── Provided records
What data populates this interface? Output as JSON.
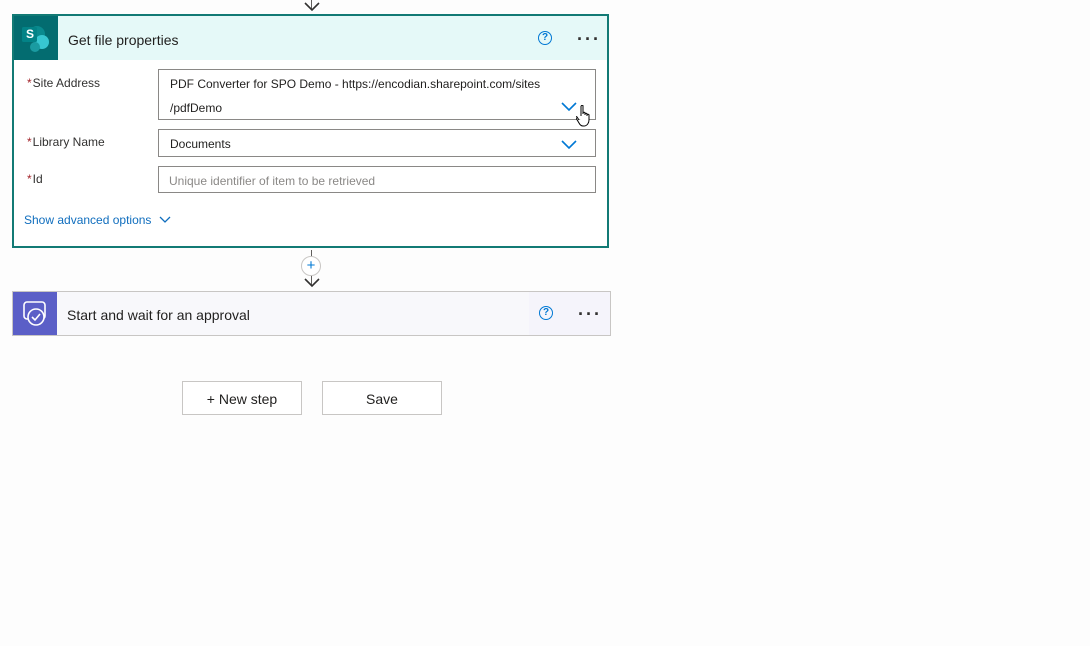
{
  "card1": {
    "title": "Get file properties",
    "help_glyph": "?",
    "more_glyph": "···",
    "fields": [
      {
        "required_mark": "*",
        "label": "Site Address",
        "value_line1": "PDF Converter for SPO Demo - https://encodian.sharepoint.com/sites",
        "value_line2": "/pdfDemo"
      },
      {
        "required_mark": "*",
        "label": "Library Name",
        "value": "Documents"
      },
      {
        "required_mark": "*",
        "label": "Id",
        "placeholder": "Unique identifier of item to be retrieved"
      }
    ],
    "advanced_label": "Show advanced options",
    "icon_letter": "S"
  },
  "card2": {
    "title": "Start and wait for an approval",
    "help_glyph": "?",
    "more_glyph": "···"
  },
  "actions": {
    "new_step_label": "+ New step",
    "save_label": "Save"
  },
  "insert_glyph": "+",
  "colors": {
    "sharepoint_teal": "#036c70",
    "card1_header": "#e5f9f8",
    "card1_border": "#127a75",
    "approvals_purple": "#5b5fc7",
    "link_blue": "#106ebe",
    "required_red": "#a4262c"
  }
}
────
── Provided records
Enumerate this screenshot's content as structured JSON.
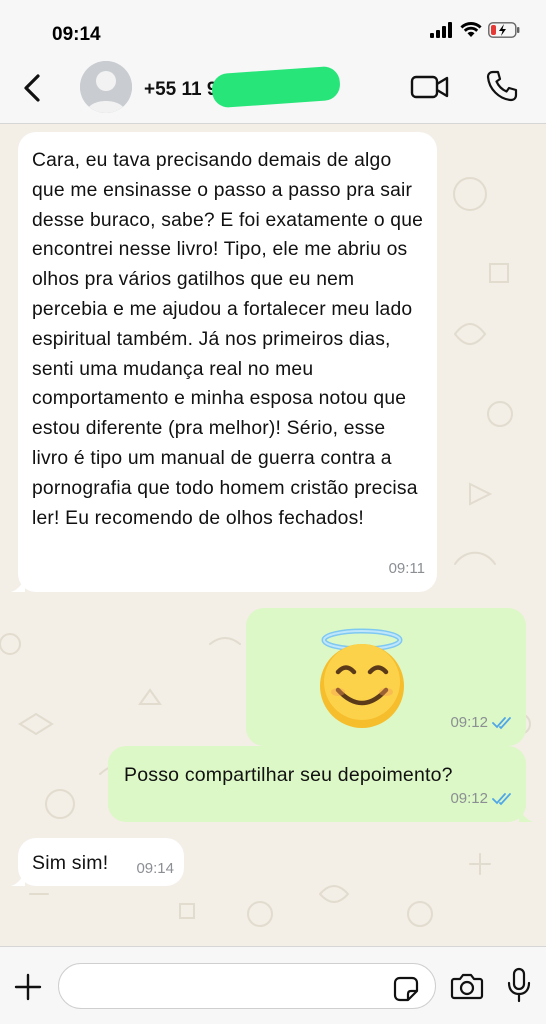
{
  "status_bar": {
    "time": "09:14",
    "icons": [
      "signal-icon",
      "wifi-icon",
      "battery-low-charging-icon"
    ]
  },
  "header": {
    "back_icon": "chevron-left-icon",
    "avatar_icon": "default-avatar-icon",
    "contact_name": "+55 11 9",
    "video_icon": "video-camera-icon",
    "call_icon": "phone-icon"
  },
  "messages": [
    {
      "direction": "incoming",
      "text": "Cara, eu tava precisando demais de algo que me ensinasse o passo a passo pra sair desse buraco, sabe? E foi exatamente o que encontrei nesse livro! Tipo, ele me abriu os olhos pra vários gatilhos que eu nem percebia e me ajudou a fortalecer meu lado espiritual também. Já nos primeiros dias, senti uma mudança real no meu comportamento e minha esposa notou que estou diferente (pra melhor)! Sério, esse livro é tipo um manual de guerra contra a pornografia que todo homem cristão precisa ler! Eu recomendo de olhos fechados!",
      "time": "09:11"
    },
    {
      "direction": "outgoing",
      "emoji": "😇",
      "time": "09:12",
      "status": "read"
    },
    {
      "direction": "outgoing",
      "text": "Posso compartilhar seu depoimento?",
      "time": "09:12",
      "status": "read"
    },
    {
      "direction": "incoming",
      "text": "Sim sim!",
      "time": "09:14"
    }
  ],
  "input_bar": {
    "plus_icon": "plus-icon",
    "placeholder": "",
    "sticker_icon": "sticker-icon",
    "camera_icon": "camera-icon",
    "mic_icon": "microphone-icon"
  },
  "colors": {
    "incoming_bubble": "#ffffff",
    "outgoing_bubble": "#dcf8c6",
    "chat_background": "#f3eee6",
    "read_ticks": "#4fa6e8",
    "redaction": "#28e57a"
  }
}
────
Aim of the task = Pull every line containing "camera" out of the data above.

Reply =
    "video_icon": "video-camera-icon",
    "camera_icon": "camera-icon",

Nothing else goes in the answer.